What you should do —
Determine how many lines in this listing contain the word "JSON" and report that number by itself.

Data for this task —
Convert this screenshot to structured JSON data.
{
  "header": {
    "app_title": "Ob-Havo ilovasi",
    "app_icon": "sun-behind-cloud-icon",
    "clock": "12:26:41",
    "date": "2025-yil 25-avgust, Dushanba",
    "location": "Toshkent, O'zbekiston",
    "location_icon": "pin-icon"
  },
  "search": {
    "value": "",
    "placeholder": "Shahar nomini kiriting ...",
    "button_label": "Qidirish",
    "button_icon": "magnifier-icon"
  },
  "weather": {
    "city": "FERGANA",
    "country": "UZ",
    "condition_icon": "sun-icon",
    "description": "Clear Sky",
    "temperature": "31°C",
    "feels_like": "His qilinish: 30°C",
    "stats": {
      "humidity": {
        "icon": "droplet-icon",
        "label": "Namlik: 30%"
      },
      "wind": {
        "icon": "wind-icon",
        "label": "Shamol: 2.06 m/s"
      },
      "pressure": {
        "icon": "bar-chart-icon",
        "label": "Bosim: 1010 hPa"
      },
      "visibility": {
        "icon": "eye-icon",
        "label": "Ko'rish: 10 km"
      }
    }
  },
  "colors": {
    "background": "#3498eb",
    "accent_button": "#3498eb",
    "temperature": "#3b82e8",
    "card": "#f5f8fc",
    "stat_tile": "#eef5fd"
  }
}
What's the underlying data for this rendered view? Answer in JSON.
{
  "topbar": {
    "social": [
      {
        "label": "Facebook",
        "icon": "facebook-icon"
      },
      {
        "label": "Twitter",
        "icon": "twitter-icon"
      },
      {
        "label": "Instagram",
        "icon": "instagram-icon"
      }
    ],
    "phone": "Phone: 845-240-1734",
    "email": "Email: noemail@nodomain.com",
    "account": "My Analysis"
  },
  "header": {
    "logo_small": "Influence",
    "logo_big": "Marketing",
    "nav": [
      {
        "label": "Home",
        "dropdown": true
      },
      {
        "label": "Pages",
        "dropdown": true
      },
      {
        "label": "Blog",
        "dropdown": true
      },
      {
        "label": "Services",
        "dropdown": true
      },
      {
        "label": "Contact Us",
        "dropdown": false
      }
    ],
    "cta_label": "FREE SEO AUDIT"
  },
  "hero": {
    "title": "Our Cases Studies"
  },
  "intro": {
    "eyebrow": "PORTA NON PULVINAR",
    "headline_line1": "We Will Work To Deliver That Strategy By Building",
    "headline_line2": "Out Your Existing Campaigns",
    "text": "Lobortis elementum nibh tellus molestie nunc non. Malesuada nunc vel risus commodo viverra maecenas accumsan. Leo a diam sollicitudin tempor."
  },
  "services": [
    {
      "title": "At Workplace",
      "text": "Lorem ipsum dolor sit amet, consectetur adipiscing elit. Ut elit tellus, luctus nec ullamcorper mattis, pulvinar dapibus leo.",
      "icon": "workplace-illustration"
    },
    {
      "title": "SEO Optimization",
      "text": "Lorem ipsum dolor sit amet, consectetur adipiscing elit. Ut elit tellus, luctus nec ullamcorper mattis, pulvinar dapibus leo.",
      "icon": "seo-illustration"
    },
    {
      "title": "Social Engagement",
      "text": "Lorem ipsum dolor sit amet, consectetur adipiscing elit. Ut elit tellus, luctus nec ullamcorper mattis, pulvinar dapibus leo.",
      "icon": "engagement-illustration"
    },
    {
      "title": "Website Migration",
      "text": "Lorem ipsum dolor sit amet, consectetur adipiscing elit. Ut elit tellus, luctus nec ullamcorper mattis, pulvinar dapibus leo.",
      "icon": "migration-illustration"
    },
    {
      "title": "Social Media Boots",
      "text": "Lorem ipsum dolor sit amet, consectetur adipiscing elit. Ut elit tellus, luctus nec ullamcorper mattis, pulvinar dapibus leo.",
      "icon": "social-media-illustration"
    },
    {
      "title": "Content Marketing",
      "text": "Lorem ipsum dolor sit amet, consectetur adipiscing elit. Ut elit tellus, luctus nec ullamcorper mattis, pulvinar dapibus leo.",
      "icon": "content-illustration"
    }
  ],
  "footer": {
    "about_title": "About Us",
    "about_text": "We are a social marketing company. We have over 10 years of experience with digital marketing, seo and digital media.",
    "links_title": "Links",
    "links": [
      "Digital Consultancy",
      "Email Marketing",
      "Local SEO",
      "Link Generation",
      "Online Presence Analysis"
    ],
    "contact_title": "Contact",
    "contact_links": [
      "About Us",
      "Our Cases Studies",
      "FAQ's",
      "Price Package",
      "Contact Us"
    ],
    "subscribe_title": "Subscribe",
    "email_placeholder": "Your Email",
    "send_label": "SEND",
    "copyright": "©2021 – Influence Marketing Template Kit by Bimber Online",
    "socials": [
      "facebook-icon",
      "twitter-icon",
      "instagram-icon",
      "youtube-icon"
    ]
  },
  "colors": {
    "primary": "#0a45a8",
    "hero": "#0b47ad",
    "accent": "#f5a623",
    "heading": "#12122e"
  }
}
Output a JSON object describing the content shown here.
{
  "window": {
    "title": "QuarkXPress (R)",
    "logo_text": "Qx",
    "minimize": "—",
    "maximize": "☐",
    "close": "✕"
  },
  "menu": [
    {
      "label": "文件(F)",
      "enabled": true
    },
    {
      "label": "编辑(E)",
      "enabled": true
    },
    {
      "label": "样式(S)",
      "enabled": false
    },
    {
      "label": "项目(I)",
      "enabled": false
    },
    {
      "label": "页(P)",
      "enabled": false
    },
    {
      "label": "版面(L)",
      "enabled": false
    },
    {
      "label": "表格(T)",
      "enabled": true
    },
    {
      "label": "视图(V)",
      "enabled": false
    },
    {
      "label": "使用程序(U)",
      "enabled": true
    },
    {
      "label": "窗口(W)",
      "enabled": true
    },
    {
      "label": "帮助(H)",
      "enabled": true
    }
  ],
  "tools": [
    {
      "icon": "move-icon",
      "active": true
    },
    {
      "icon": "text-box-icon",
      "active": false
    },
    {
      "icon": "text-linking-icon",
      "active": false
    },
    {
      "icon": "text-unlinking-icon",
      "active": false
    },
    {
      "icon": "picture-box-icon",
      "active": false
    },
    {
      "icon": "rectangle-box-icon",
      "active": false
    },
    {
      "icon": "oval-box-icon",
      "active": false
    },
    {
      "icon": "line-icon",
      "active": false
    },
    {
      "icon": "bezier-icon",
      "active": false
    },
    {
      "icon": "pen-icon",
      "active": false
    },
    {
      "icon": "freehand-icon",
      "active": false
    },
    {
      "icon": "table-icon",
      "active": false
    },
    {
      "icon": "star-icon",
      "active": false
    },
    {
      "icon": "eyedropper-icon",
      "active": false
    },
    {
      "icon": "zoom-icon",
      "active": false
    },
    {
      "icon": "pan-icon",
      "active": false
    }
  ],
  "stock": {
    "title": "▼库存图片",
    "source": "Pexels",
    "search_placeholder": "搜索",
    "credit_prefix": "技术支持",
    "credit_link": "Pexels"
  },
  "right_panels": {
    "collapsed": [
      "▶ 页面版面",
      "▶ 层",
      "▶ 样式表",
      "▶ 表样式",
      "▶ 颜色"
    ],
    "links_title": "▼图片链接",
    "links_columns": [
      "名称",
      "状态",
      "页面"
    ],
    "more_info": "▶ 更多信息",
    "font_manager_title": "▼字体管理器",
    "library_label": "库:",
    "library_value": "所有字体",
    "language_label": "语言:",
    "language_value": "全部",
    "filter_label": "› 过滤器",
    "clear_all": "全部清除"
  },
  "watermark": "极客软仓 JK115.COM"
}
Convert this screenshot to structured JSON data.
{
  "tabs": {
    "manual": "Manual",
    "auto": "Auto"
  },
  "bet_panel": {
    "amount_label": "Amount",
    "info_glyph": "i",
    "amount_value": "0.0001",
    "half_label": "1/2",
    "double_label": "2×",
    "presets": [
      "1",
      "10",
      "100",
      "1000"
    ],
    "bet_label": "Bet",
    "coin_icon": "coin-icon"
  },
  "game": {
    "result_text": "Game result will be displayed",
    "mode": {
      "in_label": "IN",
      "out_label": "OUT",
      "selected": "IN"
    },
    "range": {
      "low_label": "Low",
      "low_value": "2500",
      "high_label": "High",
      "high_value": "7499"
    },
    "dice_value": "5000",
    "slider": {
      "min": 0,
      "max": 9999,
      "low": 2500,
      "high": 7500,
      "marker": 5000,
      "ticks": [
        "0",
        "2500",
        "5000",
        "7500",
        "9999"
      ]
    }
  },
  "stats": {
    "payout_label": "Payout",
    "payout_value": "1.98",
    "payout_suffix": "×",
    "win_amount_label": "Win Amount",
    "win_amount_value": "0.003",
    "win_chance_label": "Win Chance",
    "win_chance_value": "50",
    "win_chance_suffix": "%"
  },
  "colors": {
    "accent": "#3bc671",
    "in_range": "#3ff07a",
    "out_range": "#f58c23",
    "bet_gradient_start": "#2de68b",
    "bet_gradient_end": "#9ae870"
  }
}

Your response —
4